> **EXERCISE INSTRUCTIONS**
In the entries that follow, how many lines include "Pedro"? Give the number and nothing else.

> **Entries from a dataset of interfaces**

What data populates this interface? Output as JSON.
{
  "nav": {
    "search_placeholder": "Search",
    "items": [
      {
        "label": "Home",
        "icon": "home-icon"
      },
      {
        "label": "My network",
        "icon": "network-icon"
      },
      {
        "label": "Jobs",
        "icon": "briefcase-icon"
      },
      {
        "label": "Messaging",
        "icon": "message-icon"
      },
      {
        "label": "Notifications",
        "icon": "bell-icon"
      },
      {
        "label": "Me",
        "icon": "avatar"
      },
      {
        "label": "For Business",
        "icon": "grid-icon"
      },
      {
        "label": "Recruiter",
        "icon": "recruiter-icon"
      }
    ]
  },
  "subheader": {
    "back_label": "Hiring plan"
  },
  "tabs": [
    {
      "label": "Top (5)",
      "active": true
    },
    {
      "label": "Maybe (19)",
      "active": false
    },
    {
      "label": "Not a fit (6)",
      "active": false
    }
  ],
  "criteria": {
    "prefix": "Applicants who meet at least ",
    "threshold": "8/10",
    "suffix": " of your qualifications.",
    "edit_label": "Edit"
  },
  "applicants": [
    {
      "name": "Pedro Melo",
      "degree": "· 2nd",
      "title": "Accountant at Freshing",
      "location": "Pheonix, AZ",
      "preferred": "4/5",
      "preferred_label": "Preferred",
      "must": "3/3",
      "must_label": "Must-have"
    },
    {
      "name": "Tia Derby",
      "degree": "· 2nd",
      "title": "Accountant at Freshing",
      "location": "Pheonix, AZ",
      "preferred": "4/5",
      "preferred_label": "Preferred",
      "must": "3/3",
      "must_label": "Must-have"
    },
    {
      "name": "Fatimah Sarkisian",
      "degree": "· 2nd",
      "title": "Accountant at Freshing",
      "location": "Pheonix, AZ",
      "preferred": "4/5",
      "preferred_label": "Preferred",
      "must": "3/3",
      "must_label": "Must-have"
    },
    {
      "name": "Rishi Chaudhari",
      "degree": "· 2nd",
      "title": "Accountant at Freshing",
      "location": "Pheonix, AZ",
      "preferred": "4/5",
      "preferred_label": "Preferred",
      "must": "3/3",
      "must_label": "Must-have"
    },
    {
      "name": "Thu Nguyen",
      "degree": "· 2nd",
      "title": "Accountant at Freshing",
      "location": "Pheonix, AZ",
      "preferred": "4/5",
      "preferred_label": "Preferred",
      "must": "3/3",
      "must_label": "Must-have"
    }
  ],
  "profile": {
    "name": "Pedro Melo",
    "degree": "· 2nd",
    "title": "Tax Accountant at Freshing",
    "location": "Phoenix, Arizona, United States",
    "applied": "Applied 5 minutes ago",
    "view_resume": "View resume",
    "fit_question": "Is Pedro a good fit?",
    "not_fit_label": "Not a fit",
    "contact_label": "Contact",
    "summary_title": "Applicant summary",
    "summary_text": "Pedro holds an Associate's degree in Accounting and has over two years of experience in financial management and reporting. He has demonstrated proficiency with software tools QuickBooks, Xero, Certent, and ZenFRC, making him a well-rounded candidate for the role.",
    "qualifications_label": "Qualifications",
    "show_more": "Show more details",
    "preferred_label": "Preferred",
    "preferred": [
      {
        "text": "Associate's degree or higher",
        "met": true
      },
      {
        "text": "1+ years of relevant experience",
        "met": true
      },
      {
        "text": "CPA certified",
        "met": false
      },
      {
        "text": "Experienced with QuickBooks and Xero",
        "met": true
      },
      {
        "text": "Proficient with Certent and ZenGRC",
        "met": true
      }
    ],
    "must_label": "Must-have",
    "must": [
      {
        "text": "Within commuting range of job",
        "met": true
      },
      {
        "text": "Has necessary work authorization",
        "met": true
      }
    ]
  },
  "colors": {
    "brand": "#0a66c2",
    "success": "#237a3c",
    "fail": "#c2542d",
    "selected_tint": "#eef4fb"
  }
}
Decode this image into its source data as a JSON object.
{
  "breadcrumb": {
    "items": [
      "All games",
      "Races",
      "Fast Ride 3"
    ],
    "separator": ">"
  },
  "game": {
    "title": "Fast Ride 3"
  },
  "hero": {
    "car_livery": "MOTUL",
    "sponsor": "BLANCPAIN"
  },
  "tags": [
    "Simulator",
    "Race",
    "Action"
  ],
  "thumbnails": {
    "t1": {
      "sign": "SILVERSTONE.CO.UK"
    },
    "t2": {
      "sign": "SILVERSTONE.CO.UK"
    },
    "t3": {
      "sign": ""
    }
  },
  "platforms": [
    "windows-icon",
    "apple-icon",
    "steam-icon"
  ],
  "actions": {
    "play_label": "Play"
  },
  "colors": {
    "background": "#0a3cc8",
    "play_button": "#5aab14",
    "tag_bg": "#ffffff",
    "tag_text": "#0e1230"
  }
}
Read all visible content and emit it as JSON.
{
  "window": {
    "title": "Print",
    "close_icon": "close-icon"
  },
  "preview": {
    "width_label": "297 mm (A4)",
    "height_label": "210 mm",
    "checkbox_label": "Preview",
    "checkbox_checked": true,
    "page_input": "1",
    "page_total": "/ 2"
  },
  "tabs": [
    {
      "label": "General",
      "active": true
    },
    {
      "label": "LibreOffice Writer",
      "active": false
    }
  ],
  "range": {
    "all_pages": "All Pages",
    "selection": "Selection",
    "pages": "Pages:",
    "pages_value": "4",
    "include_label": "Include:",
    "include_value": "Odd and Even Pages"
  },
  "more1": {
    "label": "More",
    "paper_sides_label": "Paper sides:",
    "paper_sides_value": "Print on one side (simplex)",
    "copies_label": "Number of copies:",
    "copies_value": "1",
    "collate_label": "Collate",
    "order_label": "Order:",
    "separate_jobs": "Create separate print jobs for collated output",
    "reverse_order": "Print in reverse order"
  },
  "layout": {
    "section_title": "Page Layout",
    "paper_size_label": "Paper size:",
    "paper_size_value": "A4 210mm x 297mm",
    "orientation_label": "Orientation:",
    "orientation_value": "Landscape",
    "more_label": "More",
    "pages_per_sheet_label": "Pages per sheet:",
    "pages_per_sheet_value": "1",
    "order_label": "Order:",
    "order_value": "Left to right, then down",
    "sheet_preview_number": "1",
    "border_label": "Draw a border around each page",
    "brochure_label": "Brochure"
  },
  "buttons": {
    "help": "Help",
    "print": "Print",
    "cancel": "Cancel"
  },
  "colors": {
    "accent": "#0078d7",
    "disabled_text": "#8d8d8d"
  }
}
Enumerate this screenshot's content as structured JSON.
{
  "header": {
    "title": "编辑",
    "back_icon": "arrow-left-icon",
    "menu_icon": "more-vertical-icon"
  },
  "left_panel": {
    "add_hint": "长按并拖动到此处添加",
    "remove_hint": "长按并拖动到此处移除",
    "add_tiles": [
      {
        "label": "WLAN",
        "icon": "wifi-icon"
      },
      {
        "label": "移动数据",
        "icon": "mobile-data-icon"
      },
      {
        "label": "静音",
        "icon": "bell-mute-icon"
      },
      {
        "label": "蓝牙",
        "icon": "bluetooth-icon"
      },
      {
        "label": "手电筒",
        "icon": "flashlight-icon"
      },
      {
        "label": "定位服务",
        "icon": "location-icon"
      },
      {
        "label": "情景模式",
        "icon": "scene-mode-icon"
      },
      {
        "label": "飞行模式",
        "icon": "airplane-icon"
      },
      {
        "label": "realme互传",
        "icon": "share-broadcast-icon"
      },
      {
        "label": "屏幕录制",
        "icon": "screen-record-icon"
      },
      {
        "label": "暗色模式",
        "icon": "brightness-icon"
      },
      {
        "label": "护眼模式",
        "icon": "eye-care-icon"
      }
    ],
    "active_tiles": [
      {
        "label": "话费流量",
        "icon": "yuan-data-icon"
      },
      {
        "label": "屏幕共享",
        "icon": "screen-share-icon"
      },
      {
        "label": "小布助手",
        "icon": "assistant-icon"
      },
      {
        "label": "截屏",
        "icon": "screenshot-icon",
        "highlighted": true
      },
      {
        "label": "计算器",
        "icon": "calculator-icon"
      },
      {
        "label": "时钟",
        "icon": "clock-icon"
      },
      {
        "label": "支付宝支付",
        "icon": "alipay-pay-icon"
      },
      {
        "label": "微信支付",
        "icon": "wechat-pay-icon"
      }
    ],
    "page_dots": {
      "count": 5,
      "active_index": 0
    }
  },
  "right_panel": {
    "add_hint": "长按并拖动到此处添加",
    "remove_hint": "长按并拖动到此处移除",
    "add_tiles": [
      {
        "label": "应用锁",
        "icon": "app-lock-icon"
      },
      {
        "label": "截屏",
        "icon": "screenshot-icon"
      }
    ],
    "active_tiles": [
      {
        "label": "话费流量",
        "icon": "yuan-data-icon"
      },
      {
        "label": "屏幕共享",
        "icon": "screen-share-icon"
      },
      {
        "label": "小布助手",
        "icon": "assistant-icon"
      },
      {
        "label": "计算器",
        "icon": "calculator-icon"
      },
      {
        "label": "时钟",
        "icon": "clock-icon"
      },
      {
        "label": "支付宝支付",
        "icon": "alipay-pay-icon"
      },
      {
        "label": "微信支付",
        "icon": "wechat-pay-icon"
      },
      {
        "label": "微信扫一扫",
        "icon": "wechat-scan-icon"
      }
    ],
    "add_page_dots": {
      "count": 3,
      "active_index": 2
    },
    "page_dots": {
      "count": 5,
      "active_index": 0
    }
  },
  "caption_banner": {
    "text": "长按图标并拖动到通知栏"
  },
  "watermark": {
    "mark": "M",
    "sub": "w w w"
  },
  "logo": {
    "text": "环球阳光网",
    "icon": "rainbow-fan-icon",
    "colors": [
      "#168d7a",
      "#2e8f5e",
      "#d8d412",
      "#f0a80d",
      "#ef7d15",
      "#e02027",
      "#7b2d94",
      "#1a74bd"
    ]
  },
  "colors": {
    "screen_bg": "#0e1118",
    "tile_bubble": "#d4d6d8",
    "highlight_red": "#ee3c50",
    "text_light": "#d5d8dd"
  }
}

> **ANSWER TO THE PROBLEM**
4